Kim, OD'd again.
One of Nick's more perplexing ideas was that all Frestonians should adopt the name Bramley. He hoped this would make 'we are all one family' sufficiently true that the GLC would be legally obliged to rehouse us all together, if Frestonia was demolished. Bramley Road was half a mile beyond our national borders so nobody took any notice. But when we needed to form a formal body to negotiate redevelopment plans, nobody argued with his suggestion of Bramleys Housing Co-Op.
Nick and his son Merlyn with redevelopment ideas.
Frestonians were adamant that they wanted a mixture of work and living space. Many were artisans and needed workshops, which were unaffordable on the open market. There was also universal insistence that any redevelopment scheme should dispense with fenced plots and retain a single, enclosed communal garden.
The eventual redevelopment scheme did keep the communal garden, but built substantial light industrial workshop units which were too large and too expensive for Frestonians. They had really just wanted a dedicated workroom within their living space.
Putting the front door back after a police raid based on mistaken identity.
Frestonia struggled on throughout the early 80's. The Bramley's Housing Co-Op, formed in the aftermath of the showdown with the GLC, engaged in negotiations with the Notting Hill Housing Trust to secure acceptable redevelopment without evictions. It was a double-edged process : Frestonia had to trade its independence of spirit for security. Some Frestonians, unenamoured of the prospect, drifted away and were often replaced by people with too much affinity for hard drugs. Yuppie values were on the ascendant, and "me first" predation dissipated much of the "we are one family" Frestonian ideal.

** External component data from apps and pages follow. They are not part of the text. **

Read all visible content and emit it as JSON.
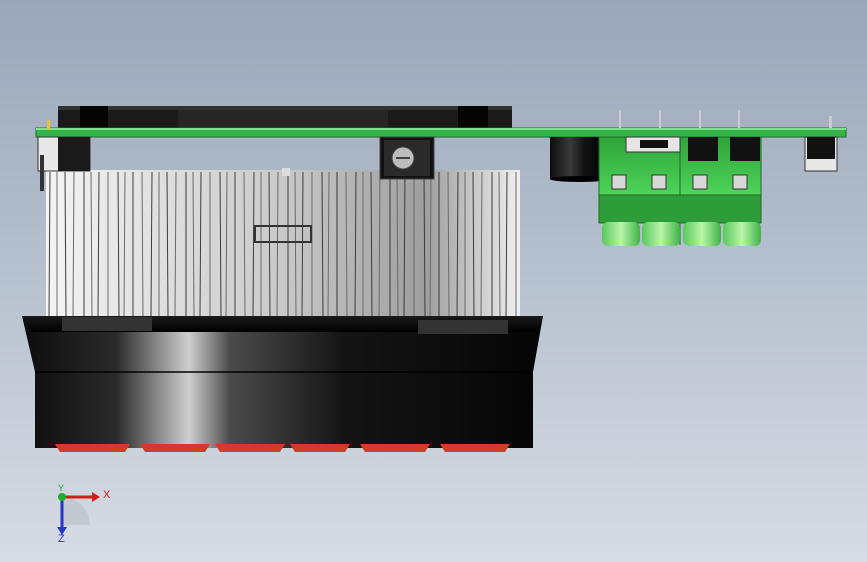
{
  "viewport": {
    "background_top": "#9aa7b9",
    "background_bottom": "#d7dce4"
  },
  "model": {
    "pcb_color": "#33b04a",
    "heatsink_color": "#e8e8e8",
    "fan_color": "#111111",
    "fan_blade_color": "#d23a2a",
    "connector_color": "#3ec24a"
  },
  "triad": {
    "x_label": "X",
    "y_label": "Y",
    "z_label": "Z",
    "x_color": "#d51a1a",
    "y_color": "#1fae2a",
    "z_color": "#2436c8"
  }
}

By 1982 I had had enough. I had a small son, and was doing well enough to have other options. I had had my cameras stolen twice - not by Frestonians, but by outsiders who treated the place as a law-free opportunity. And there had been an attempted murder outside my front door, a dispute over a £10 drug deal - outsiders again. It had become a nasty place to be.

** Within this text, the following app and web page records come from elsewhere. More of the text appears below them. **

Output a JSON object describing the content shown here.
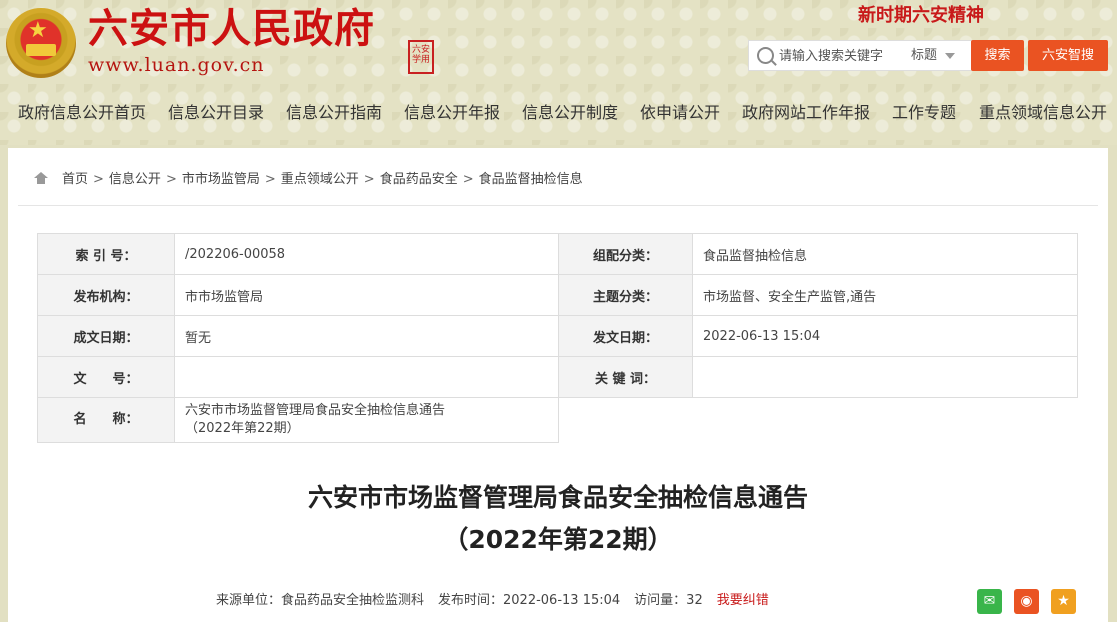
{
  "header": {
    "site_title": "六安市人民政府",
    "site_url": "www.luan.gov.cn",
    "seal_text": "六安\n学用",
    "spirit_link": "新时期六安精神",
    "search": {
      "placeholder": "请输入搜索关键字",
      "scope": "标题",
      "search_button": "搜索",
      "smart_button": "六安智搜"
    }
  },
  "nav": [
    "政府信息公开首页",
    "信息公开目录",
    "信息公开指南",
    "信息公开年报",
    "信息公开制度",
    "依申请公开",
    "政府网站工作年报",
    "工作专题",
    "重点领域信息公开"
  ],
  "breadcrumb": [
    "首页",
    "信息公开",
    "市市场监管局",
    "重点领域公开",
    "食品药品安全",
    "食品监督抽检信息"
  ],
  "meta": {
    "index_label": "索 引 号：",
    "index_value": "/202206-00058",
    "category_label": "组配分类：",
    "category_value": "食品监督抽检信息",
    "publisher_label": "发布机构：",
    "publisher_value": "市市场监管局",
    "topic_label": "主题分类：",
    "topic_value": "市场监督、安全生产监管,通告",
    "doc_date_label": "成文日期：",
    "doc_date_value": "暂无",
    "pub_date_label": "发文日期：",
    "pub_date_value": "2022-06-13 15:04",
    "doc_no_label": "文　　号：",
    "doc_no_value": "",
    "keywords_label": "关 键 词：",
    "keywords_value": "",
    "name_label": "名　　称：",
    "name_value_line1": "六安市市场监督管理局食品安全抽检信息通告",
    "name_value_line2": "（2022年第22期）"
  },
  "article": {
    "title_line1": "六安市市场监督管理局食品安全抽检信息通告",
    "title_line2": "（2022年第22期）",
    "source": "来源单位：食品药品安全抽检监测科",
    "publish_time": "发布时间：2022-06-13 15:04",
    "views": "访问量：32",
    "report_link": "我要纠错"
  }
}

From time to time I went back. Quite a few Frestonians persevered and became tenants as the planned staged redevelopment slowly cleared away the filthy slums and created new, dry houses, a process that took nearly a decade. The druggies obligingly died or left for pastures worse. Now you wouldn't know it from any other tidy London street, except there is still a communal garden and a small place in history. Something of the spirit of Frestonia still endures.
In 2004 Bramley's Housing Co-Op threw a party to celebrate 20 years of life in the redeveloped Frestonia. Many of the original citizens, and their now grown-up children and grandchildren still live there today, or like me, returned to visit.
The communal garden remains a core of the community, only a great deal prettier. There is now a commemorative spiral walk beneath a willow tree, for Nick Albery who died in 2001 and whose crazy idea the Declaration of Independence was.
The event was recognisably a Frestonian cultural event : a really good band playing loud enough to cause an international incident, no food but plenty of booze (there's still no money), and disorganised to perfection in the traditional manner. Still, you could catch an occasional, faint, patchouli-scented whiff of idealistic freedom of spirit on the evening breeze, as out of time and place in London now as it ever was. In 1978 Sir Horace Cutler, then the exasperated head of the GLC, wrote to Frestonians 'if you did not exist, it would be necessary to invent you'. He was not wrong : the Frestonian constitutional principle 'We are all one family' certainly merits wider adoption. Globally would be a good place to start.